Monday 6 April 2015

Extra work for Rangers, as domestic waste re-branded 'commercial'

The controversial Government decision to re-brand domestic refuse from boats as commercial waste has caused fly tipping and customer confusion throughout the Broads, as Local Authorities have decided to terminate free waste collection services at key riverside locations around Yarmouth and Broadland.

The Broads Authority have faced up to the problem by introducing river-based waste collection services across the Broads, with the Charles Collier running the first trial this weekend on the River Bure near to St Benets Abbey - spotted here by famous Broads photographer Lord Paul of Sealand.  

"This is very much a trial" said a Broads Authority spokesperson, "as the Ranger boats can only carry one domestic sized wheelie bin at a time, or 2 if the Rangers leave their packed lunches on the bank."

"We are currently undergoing a competitive tender process for larger scale compactor wherries. Local boatyards will be invited to tender, as long as they read the London Gazette, before we award the contract to an Irish company as usual."

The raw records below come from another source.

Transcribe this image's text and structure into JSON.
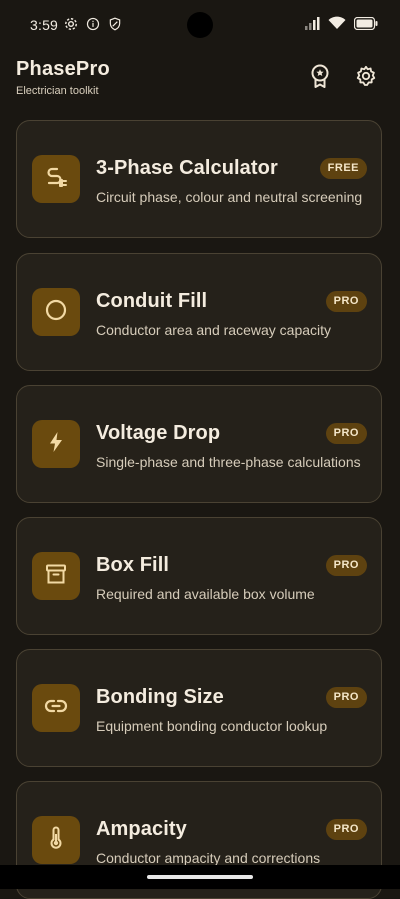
{
  "status_bar": {
    "time": "3:59",
    "left_icons": [
      "gear-icon",
      "info-icon",
      "shield-icon"
    ],
    "right_icons": [
      "signal-icon",
      "wifi-icon",
      "battery-icon"
    ]
  },
  "header": {
    "title": "PhasePro",
    "subtitle": "Electrician toolkit",
    "actions": [
      "award-icon",
      "settings-icon"
    ]
  },
  "tools": [
    {
      "name": "3-Phase Calculator",
      "description": "Circuit phase, colour and neutral screening",
      "badge": "FREE",
      "icon": "plug-icon"
    },
    {
      "name": "Conduit Fill",
      "description": "Conductor area and raceway capacity",
      "badge": "PRO",
      "icon": "circle-icon"
    },
    {
      "name": "Voltage Drop",
      "description": "Single-phase and three-phase calculations",
      "badge": "PRO",
      "icon": "bolt-icon"
    },
    {
      "name": "Box Fill",
      "description": "Required and available box volume",
      "badge": "PRO",
      "icon": "archive-box-icon"
    },
    {
      "name": "Bonding Size",
      "description": "Equipment bonding conductor lookup",
      "badge": "PRO",
      "icon": "link-icon"
    },
    {
      "name": "Ampacity",
      "description": "Conductor ampacity and corrections",
      "badge": "PRO",
      "icon": "thermometer-icon"
    }
  ],
  "colors": {
    "background": "#1a1712",
    "card": "#25211a",
    "card_border": "#4a4233",
    "icon_tile": "#6a4a0e",
    "badge": "#5e4210",
    "accent": "#f0c05a"
  }
}
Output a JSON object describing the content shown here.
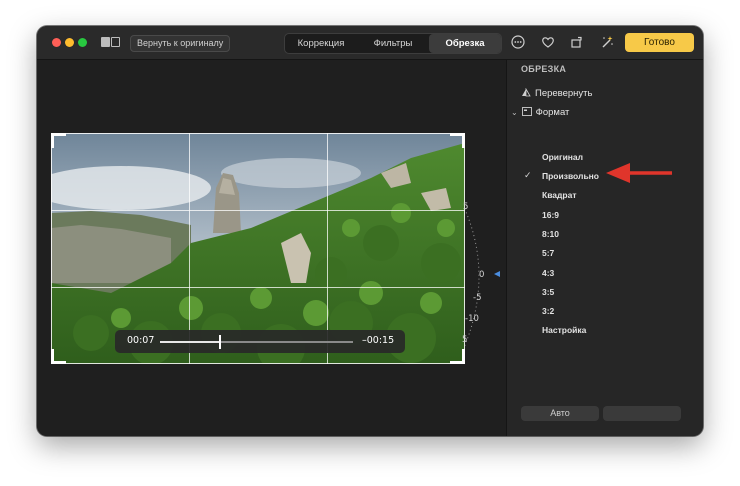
{
  "toolbar": {
    "revert_label": "Вернуть к оригиналу",
    "tabs": [
      {
        "label": "Коррекция",
        "active": false
      },
      {
        "label": "Фильтры",
        "active": false
      },
      {
        "label": "Обрезка",
        "active": true
      }
    ],
    "done_label": "Готово",
    "accent_color": "#f7c948"
  },
  "video": {
    "current_time": "00:07",
    "remaining_time": "–00:15",
    "progress": 0.31
  },
  "dial": {
    "labels": [
      "5",
      "0",
      "-5",
      "-10",
      "5"
    ]
  },
  "sidebar": {
    "title": "ОБРЕЗКА",
    "flip_label": "Перевернуть",
    "format_label": "Формат",
    "formats": [
      {
        "label": "Оригинал",
        "selected": false
      },
      {
        "label": "Произвольно",
        "selected": true
      },
      {
        "label": "Квадрат",
        "selected": false
      },
      {
        "label": "16:9",
        "selected": false
      },
      {
        "label": "8:10",
        "selected": false
      },
      {
        "label": "5:7",
        "selected": false
      },
      {
        "label": "4:3",
        "selected": false
      },
      {
        "label": "3:5",
        "selected": false
      },
      {
        "label": "3:2",
        "selected": false
      },
      {
        "label": "Настройка",
        "selected": false
      }
    ],
    "auto_label": "Авто",
    "checkmark": "✓",
    "annotation_color": "#e0352b"
  }
}
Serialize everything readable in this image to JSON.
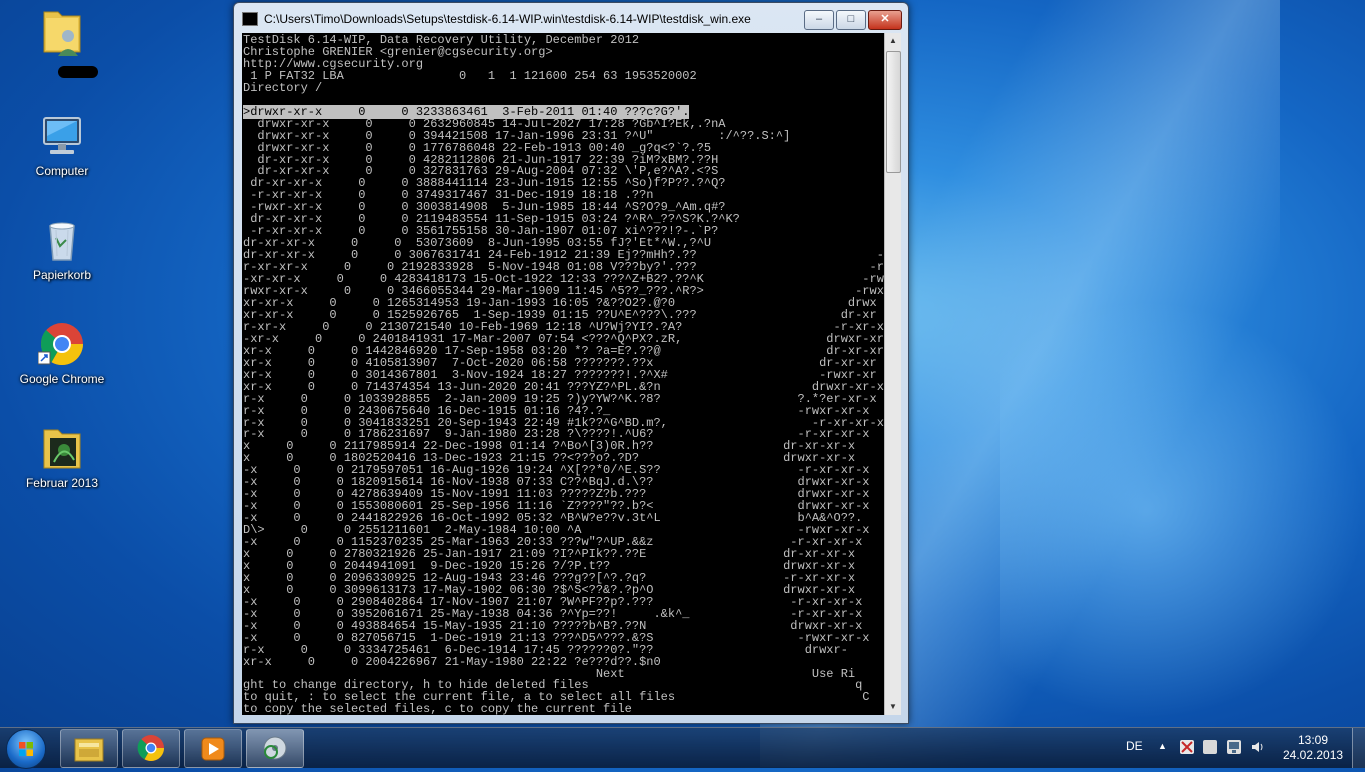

The Authority will need to differentiate between domestic waste from owners of private boats, which is domestic, and domestic waste from hire boat customers, which is commercial. Hire boat yards are being asked to provide their customers with special red 'Broads National Park' bin bags so that the Rangers can identify and collect the 'commercial' waste but leave the rest for the Local Authorities to collect in the normal way.

Dr John Pikeman called the re-branding decision "completely illogical", given that the refuse from hire boats was clearly not commercial waste. "Why would anyone want to change a perfectly good name into something inaccurate?" he said "It's ridiculous and will cause confusion for visitors." 

1 comment:

  1. Leaving packed lunches on the bank could be classified as "fly tipping"!